In order to serve the VIPs coming from all over the world for the 2nd Annual Commemoration of the WARP Summit, 273 drivers and cars were mobilized for volunteer service. In addition to these hidden heroes, 80 dedicated members worked in the situation room and assisted the process all the way from the beginning to the end.
Due to the hidden efforts of these professional peace drivers, the 800 peace messengers were able to move around from place to place without a single accident. Mr. Nam Hyo Guk, one of the peace drivers, told the story of “the 168 hours and 37,320 miles from preparation to the end of the event”.
The Interview – A Preliminary Test for each Peace Driver
The 15th of July 2016 was the day to participate in the interview to become a Peace Driver. Even though it was not some type of university entrance exam, the feeling was similar because I was so nervous that both my arms and legs felt numb. I heard that there were over 700 applicants taking the interview to become a Peace Driver for the 2nd Annual Commemoration Ceremony.
The applicant sitting next to me said he came from Busan, which is 400km away from Seoul, and had taken a bus the day before and stayed overnight. I carefully asked him about his motive for applying for this service. He replied, “I was lucky enough to witness the WARP Summit in 2014 as a Peace Driver. Those individuals from the global community who were trying to achieve peace truly moved my heart. I decided to help them in my own way: through driving. So, I want to take on this duty once more.”
After the oral interview, those who passed were required to take the driving test. Its purpose was to evaluate drivers’ reactions in the case of various emergency situations. Personally, I was surprised at the detailed assessment since they were checking for “decent first impression, superior driving habits, manners, traffic law-observance, ventilation, and more”. Even though I have 20 years of driving experience, such a tough evaluation system made me consider my application more seriously. However, the real surprise was yet to come.
Peace Automobile Service Center – a Thorough Service by Qualified Car Mechanics
I was extremely surprised by the car mechanic teams. The place was called the Peace Automobile Service Center. Here there were skilled and qualified mechanics who checked and upgraded every single car to ensure its stability and safety. I have been participating in various, international-level driving services, but this was the first time I saw mechanic teams who were not just recruited to show off, but rather professional ones who were always on standby as a precaution for any emergency cases.
“I’m Here” - When IT met Peace
I thought driving safely was all that I had to consider, but then I was given a strange looking app called “I’m Here”, which had a unique backstory. Three months before the event, a group of cellphone developers created an app to locate drivers easily, contact them quickly, and organize the entire driving system smoothly; to put it simply, it was a mixture of a walkie talkie and a GPS.
Since HWPL holds various grand-scale, international-level events, it seemed that HWPL had reached a point where it could effectively utilize IT to raise the efficiency of its procedures. I was thrilled to discover how all these experts, from drivers to IT developers, could work together for one common purpose, creating one huge, infallible system.

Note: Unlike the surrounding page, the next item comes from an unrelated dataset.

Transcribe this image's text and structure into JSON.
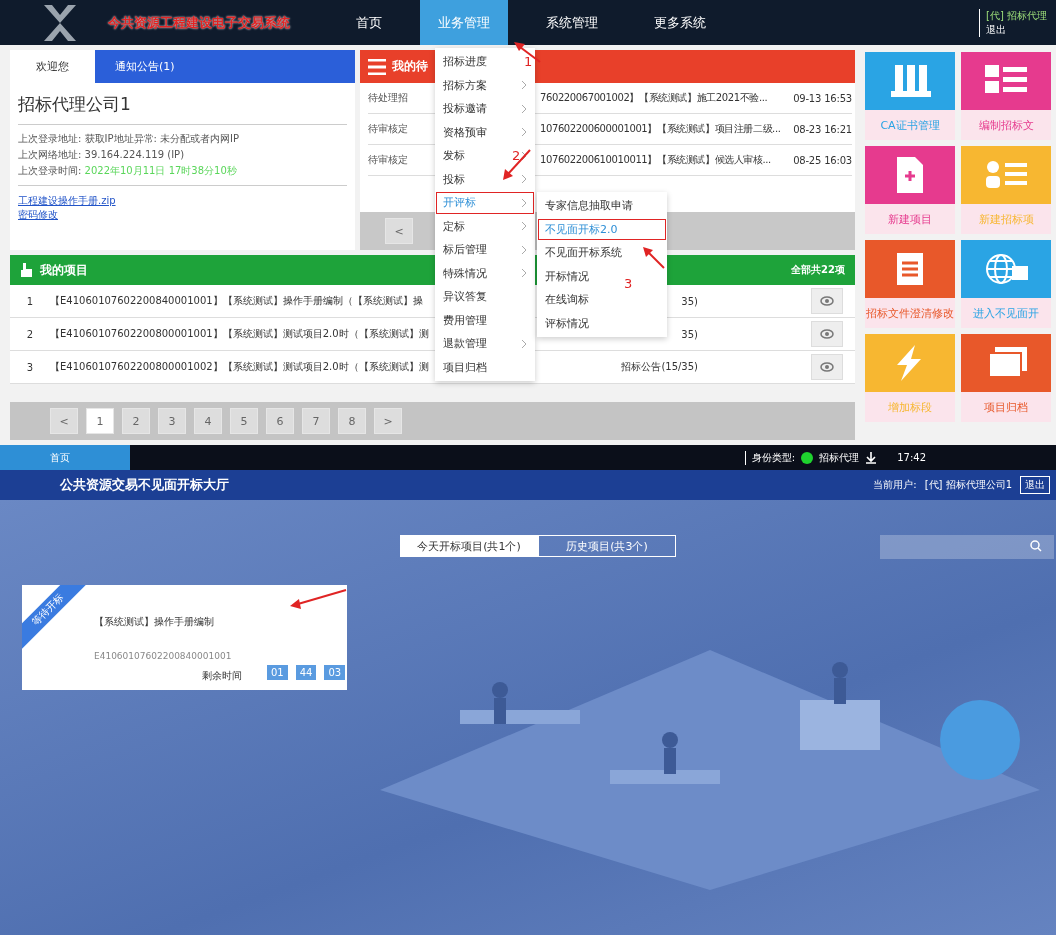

September 16th to 19th:
From Arrival to Departure, Doing the Best I can
It began at Incheon International Airport. Due to unstable weather conditions and horrible turbulence, the guests’ arrival times were mostly postponed, which raised the anxiety of the waiting crews even more.
Even when uneasiness was at its peak, the perfectly prepared manuals, monitoring, and systems did not allow for any mistakes, including leaving guests behind. I was able to find my guest easily and drove him to hotel safely. It was a good start.
For four days, including the day before the event started and the day after the event was over, every driver and mechanic managed their tension by helping and supporting each other. With a record of no accidents for the entire 168 hours, our mission was successfully accomplished. To me, these were the “Hidden Heroes” working diligently behind the scenes.
The Spirit of “We can do it”
I personally believe that world peace cannot be accomplished by the effort of a single person. However, for those four days, I saw hundreds of HWPL volunteers performing at their best within their own fields, just for the sake of building peace. It gave me the confidence to believe that if the entire global community followed such a path, nothing would be impossible. I am a Peace Driver for the 2nd Annual Commemoration of the WARP Summit.